Fair explained that because companies have more granular control and flexible use of their data, they can create more complete pictures of what their customers are experiencing when they touch the brand.
“Understanding customer interactions with the brand in a holistic way can lead to more far-reaching hypotheses on how to improve the overall customer experience,” she said.
Fois also admitted that GA4 has a learning curve because it is quite a departure from UA.
“However,” he added, “once you get to know it, it’s actually more beginner-friendly than its predecessor — in addition to offering more flexibility. Now, marketers don’t need to have an encyclopedic level of understanding of their analytics platform — and new team members can jump in and begin creating reports much faster than with UA.”
With GA4, businesses don’t need to rely on their analytics guru as much as they did with UA — the whole process has become more democratized.
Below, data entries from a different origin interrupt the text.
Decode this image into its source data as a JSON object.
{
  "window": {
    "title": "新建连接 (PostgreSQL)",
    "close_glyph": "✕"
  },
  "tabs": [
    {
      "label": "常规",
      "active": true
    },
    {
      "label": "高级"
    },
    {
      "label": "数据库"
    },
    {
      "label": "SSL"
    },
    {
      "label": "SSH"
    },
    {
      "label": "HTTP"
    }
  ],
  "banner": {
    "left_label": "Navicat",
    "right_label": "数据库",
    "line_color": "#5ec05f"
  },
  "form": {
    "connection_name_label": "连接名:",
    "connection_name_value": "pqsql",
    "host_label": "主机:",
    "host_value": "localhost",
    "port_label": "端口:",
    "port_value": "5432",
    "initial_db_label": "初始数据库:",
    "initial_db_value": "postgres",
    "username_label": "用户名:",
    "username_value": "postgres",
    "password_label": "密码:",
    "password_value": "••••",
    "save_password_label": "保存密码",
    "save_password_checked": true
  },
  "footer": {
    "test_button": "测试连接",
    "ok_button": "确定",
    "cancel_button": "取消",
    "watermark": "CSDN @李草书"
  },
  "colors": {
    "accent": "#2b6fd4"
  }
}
“And with more of the team able to analyze data, the department as a whole can better discuss and brainstorm ways to improve their strategies,” Fois said. “Plus, the sooner you get started with it, the sooner you’ll realize the power of the machine learning-based journey modeling, which will ease you into a cookieless world with more confidence.”